--- WORK TO COMPLETE ---
Copy out all the records exactly.

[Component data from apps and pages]
****************************************
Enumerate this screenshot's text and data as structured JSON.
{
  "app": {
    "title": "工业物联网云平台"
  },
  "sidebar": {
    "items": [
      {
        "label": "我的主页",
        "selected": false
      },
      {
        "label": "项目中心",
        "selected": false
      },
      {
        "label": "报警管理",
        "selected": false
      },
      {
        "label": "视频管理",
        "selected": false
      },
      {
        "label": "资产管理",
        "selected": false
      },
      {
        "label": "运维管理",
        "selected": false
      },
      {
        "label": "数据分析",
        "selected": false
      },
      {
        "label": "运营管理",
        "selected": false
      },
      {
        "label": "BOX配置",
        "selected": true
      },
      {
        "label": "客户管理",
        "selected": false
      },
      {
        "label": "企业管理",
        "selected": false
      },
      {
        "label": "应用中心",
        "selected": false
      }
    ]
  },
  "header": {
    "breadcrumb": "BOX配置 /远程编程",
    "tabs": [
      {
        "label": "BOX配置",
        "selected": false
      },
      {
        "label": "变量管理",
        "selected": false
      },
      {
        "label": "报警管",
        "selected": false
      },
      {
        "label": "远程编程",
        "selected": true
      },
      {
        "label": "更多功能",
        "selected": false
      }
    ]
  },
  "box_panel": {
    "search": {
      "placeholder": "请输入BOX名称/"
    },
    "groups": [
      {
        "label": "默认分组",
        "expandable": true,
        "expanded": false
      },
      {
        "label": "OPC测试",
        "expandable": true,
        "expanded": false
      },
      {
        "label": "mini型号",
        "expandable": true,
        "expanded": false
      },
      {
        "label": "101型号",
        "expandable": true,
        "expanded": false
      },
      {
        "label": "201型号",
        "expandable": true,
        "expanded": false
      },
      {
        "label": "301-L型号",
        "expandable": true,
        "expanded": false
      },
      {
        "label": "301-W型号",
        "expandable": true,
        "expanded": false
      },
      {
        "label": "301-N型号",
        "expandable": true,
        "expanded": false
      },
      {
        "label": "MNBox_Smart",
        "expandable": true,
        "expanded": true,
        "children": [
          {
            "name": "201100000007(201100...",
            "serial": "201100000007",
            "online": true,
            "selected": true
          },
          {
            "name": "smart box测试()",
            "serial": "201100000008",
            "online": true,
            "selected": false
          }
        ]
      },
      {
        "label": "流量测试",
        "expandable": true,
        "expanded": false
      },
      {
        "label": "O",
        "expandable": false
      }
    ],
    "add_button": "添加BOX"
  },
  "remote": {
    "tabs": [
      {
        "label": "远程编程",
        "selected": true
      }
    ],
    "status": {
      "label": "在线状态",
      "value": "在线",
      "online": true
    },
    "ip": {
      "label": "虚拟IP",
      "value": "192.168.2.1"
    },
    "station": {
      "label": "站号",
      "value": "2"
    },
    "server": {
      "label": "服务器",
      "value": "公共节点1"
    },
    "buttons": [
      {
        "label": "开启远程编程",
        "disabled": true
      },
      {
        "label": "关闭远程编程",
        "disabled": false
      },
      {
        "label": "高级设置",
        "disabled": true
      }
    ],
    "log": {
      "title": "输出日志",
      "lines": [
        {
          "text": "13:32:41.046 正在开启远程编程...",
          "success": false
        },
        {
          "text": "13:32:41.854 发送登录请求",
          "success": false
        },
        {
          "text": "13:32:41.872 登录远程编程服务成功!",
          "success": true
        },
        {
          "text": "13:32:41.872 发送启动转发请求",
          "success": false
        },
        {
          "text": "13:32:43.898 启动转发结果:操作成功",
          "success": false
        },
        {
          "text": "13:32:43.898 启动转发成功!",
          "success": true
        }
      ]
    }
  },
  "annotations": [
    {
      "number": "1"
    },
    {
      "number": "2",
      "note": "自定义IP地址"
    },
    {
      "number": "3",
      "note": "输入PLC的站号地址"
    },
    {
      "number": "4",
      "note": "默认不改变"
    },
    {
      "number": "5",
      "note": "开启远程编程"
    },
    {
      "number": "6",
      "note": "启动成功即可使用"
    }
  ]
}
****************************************
--- EXERCISE SOLUTION ---
Enumerate this screenshot's text and data as structured JSON.
{
  "app": {
    "title": "工业物联网云平台"
  },
  "sidebar": {
    "items": [
      {
        "label": "我的主页",
        "selected": false
      },
      {
        "label": "项目中心",
        "selected": false
      },
      {
        "label": "报警管理",
        "selected": false
      },
      {
        "label": "视频管理",
        "selected": false
      },
      {
        "label": "资产管理",
        "selected": false
      },
      {
        "label": "运维管理",
        "selected": false
      },
      {
        "label": "数据分析",
        "selected": false
      },
      {
        "label": "运营管理",
        "selected": false
      },
      {
        "label": "BOX配置",
        "selected": true
      },
      {
        "label": "客户管理",
        "selected": false
      },
      {
        "label": "企业管理",
        "selected": false
      },
      {
        "label": "应用中心",
        "selected": false
      }
    ]
  },
  "header": {
    "breadcrumb": "BOX配置 /远程编程",
    "tabs": [
      {
        "label": "BOX配置",
        "selected": false
      },
      {
        "label": "变量管理",
        "selected": false
      },
      {
        "label": "报警管",
        "selected": false
      },
      {
        "label": "远程编程",
        "selected": true
      },
      {
        "label": "更多功能",
        "selected": false
      }
    ]
  },
  "box_panel": {
    "search": {
      "placeholder": "请输入BOX名称/"
    },
    "groups": [
      {
        "label": "默认分组",
        "expandable": true,
        "expanded": false
      },
      {
        "label": "OPC测试",
        "expandable": true,
        "expanded": false
      },
      {
        "label": "mini型号",
        "expandable": true,
        "expanded": false
      },
      {
        "label": "101型号",
        "expandable": true,
        "expanded": false
      },
      {
        "label": "201型号",
        "expandable": true,
        "expanded": false
      },
      {
        "label": "301-L型号",
        "expandable": true,
        "expanded": false
      },
      {
        "label": "301-W型号",
        "expandable": true,
        "expanded": false
      },
      {
        "label": "301-N型号",
        "expandable": true,
        "expanded": false
      },
      {
        "label": "MNBox_Smart",
        "expandable": true,
        "expanded": true,
        "children": [
          {
            "name": "201100000007(201100...",
            "serial": "201100000007",
            "online": true,
            "selected": true
          },
          {
            "name": "smart box测试()",
            "serial": "201100000008",
            "online": true,
            "selected": false
          }
        ]
      },
      {
        "label": "流量测试",
        "expandable": true,
        "expanded": false
      },
      {
        "label": "O",
        "expandable": false
      }
    ],
    "add_button": "添加BOX"
  },
  "remote": {
    "tabs": [
      {
        "label": "远程编程",
        "selected": true
      }
    ],
    "status": {
      "label": "在线状态",
      "value": "在线",
      "online": true
    },
    "ip": {
      "label": "虚拟IP",
      "value": "192.168.2.1"
    },
    "station": {
      "label": "站号",
      "value": "2"
    },
    "server": {
      "label": "服务器",
      "value": "公共节点1"
    },
    "buttons": [
      {
        "label": "开启远程编程",
        "disabled": true
      },
      {
        "label": "关闭远程编程",
        "disabled": false
      },
      {
        "label": "高级设置",
        "disabled": true
      }
    ],
    "log": {
      "title": "输出日志",
      "lines": [
        {
          "text": "13:32:41.046 正在开启远程编程...",
          "success": false
        },
        {
          "text": "13:32:41.854 发送登录请求",
          "success": false
        },
        {
          "text": "13:32:41.872 登录远程编程服务成功!",
          "success": true
        },
        {
          "text": "13:32:41.872 发送启动转发请求",
          "success": false
        },
        {
          "text": "13:32:43.898 启动转发结果:操作成功",
          "success": false
        },
        {
          "text": "13:32:43.898 启动转发成功!",
          "success": true
        }
      ]
    }
  },
  "annotations": [
    {
      "number": "1"
    },
    {
      "number": "2",
      "note": "自定义IP地址"
    },
    {
      "number": "3",
      "note": "输入PLC的站号地址"
    },
    {
      "number": "4",
      "note": "默认不改变"
    },
    {
      "number": "5",
      "note": "开启远程编程"
    },
    {
      "number": "6",
      "note": "启动成功即可使用"
    }
  ]
}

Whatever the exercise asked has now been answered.